The Bronx Museum of the Arts Appoints Joseph Mizzi as Board Chair and Joan Krevlin as Co-Vice Chair
Board Affirms Commitment to Vision and Programming of Executive Director Holly Block
The Bronx Museum today announced the appointment of new interim board leadership, naming Joseph Mizzi as Chair and Joan Krevlin as Co-Vice Chair of the Museum. Marilyn Greene continues to serve as Co-Vice Chair and Elliot Brownstein as Treasurer. The appointments have been made due to the sudden resignation last week of the Museum’s Chair and Co-Vice Chair.
Mr. Mizzi is the President and Chief Operating Officer of NYC-based Sciame Construction Co. He also currently serves as Vice Chair (and former board Treasurer) of the New York Building Congress; board Treasurer of the Architectural League of New York; board Treasurer and Vice Chair of the Salvadori Center; and board member of the Boy Scouts of America, Greater New York Councils. He has served on the Bronx Museum of the Arts’ board since 2012 and as board Secretary this past year.
Ms. Krevlin is a founding partner of BKSK Architects with an expertise in the design of cultural and civic environments. She has served as partner-in-charge of a number of major projects for the New York City Department of Design and Construction, including the Queens Botanical Garden and the New York Hall of Science. She has been a member of the board of the Bronx Museum since 2007.

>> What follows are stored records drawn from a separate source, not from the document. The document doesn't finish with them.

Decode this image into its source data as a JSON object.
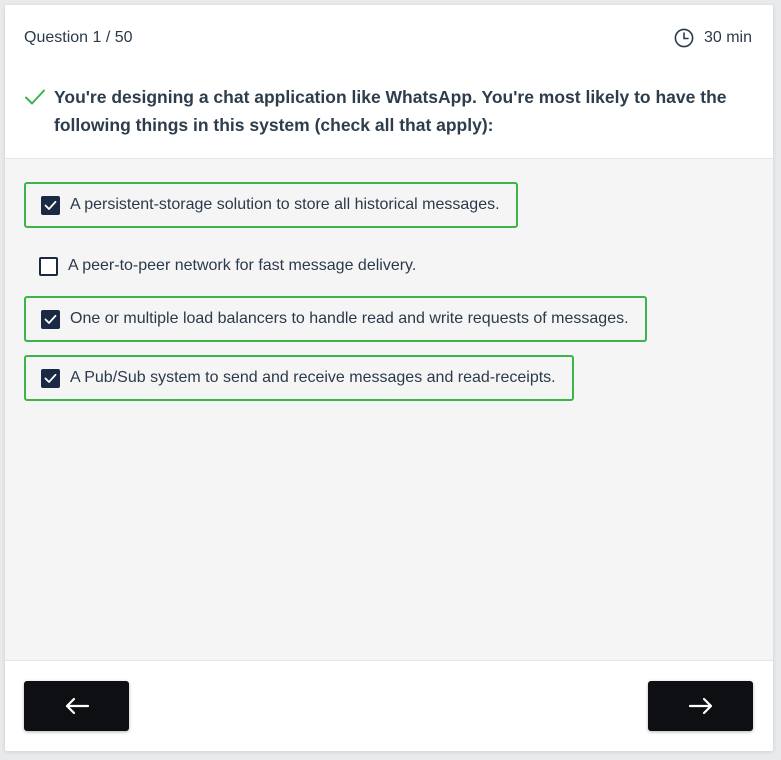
{
  "header": {
    "question_counter": "Question 1 / 50",
    "timer": "30 min",
    "question_text": "You're designing a chat application like WhatsApp. You're most likely to have the following things in this system (check all that apply):"
  },
  "options": [
    {
      "label": "A persistent-storage solution to store all historical messages.",
      "checked": true
    },
    {
      "label": "A peer-to-peer network for fast message delivery.",
      "checked": false
    },
    {
      "label": "One or multiple load balancers to handle read and write requests of messages.",
      "checked": true
    },
    {
      "label": "A Pub/Sub system to send and receive messages and read-receipts.",
      "checked": true
    }
  ],
  "navigation": {
    "prev_icon": "arrow-left-icon",
    "next_icon": "arrow-right-icon"
  },
  "colors": {
    "selected_border": "#3db44a",
    "checkbox_fill": "#1a2a44",
    "nav_button": "#0d0f12",
    "correct_check": "#3db44a"
  }
}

“The board of trustees fully supports the vision and programs that our Executive Director, Holly Block, has set in place and we are dedicated to pursuing them,” stated Mr. Mizzi. “The Museum has had incredible success at all levels; from our extensive, ongoing community engagement programs, to our critically acclaimed exhibitions, to our projects of international stature and impact, Holly has built an institution of national significance that celebrates and serves our local community.”
“Our board continues to endorse the Museum’s groundbreaking, thought-provoking programming as a resource to the Bronx community,” stated Ms. Krevlin. “We also remain dedicated to pursuing those special projects, including international projects, that explore important contemporary issues and strengthen our position within the greater art world. The heightened visibility and stature that these ambitious international projects bring to the Museum are a great benefit to the local community and help us to better fulfill our mission of presenting new ideas and voices in a global context and making contemporary art a vital, relevant experience for visitors.”
“The Museum has achieved a balanced budget for the past seven years while also funding such incredible programs as the presentation of Sarah Sze for the U.S. Pavilion at the 2013 Venice Biennale and the unprecedented exhibition of works from the Bronx Museum collection in Havana last year, as the first part of Wild Noise, which is the most significant visual arts exchange between the two countries in more than 50 years,” added Mr. Mizzi. “These achievements—together with all of our other programming—by an institution of our size is an affirmation of the strength of the board’s commitment to Holly and her leadership.”
Major exhibitions in the past year include Art AIDS America and a retrospective of the work of Martin Wong, along with a myriad of exhibitions and events featuring the work and voices of local artists. In 2011, the Museum implemented a free admissions policy as a way to make art and its programs readily accessible to all of the constituencies it serves.
Among the Museum’s ongoing community engagement programs is the Community Advisory Council, a volunteer group of local residents working collaboratively with the Museum on programming and acting as Cultural Ambassadors to the community. This is complemented by the Teen Council, a year-long paid internship that provides teens with an open forum for the expression of ideas and dialogue on issues affecting young people today, providing dynamic experiences with contemporary art and culture to urban youth through an intensive after-school program.
In addition to serving as Commissioner for the U.S. Pavilion for the 2013 Venice Biennale and the landmark exhibition of their collection in Havana last year, the Museum also organized smARTpower, an initiative of the Department of State's Bureau of Educational and Cultural Affairs, which sent 15 U.S. artists abroad to work with local artists and young people around the world, and the ongoing Artist in the Marketplace program, which supports emerging artists by providing professional development resources and introducing their work to the public. The Museum’s collection comprises over 1,000 modern and contemporary works of art in all media with a focus on works by artists of African, Asian, and Latin-American ancestry, as well as artists for whom the Bronx has been critical to their development.
In May of this year, the Museum announced plans for a major architectural enhancement and upgrade of its facility to better serve its community and visitors, add new spaces for public programs and exhibitions, and strengthen its crucial contribution to the civic fabric of the Bronx.